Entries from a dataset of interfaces

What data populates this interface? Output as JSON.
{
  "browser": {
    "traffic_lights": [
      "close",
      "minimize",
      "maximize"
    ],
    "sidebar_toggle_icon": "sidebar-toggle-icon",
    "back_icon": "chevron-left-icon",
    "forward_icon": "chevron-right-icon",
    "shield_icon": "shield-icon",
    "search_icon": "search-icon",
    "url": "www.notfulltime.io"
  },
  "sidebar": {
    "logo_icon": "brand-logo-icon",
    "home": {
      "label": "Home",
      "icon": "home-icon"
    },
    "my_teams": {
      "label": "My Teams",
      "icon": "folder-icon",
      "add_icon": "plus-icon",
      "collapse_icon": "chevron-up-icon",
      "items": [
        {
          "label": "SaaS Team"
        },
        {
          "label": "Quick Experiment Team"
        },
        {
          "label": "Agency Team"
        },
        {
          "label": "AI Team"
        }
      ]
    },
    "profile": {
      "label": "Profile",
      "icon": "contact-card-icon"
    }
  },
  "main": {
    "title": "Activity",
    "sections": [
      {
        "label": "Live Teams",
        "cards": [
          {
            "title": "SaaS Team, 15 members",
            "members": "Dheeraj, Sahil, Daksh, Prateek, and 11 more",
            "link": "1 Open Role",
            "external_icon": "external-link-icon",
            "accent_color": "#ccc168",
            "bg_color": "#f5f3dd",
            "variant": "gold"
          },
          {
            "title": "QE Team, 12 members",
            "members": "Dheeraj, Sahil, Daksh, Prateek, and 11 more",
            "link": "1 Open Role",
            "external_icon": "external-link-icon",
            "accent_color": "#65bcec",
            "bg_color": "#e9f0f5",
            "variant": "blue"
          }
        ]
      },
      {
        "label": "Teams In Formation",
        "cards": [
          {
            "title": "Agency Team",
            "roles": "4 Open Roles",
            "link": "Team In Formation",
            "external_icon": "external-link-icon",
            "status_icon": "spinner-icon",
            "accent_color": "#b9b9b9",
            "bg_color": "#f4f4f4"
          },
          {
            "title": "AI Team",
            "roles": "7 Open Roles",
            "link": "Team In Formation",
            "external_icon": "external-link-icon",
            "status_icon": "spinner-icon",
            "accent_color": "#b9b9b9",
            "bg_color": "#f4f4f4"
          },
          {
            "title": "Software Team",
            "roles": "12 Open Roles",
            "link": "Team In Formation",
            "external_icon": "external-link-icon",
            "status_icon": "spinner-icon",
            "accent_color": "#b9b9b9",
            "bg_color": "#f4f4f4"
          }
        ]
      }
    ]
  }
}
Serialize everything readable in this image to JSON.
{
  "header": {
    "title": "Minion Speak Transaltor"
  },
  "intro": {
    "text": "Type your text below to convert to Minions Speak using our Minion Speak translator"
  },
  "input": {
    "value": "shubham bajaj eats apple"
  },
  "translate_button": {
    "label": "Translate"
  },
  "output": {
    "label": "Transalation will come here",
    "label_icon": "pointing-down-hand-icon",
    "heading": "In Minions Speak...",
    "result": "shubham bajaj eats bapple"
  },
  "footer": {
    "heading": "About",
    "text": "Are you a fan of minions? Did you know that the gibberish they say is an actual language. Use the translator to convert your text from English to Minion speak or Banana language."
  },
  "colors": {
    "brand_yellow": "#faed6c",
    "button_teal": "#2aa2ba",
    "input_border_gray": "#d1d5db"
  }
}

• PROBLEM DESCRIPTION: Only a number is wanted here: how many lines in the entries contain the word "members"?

• EXERCISE RESPONSE: 4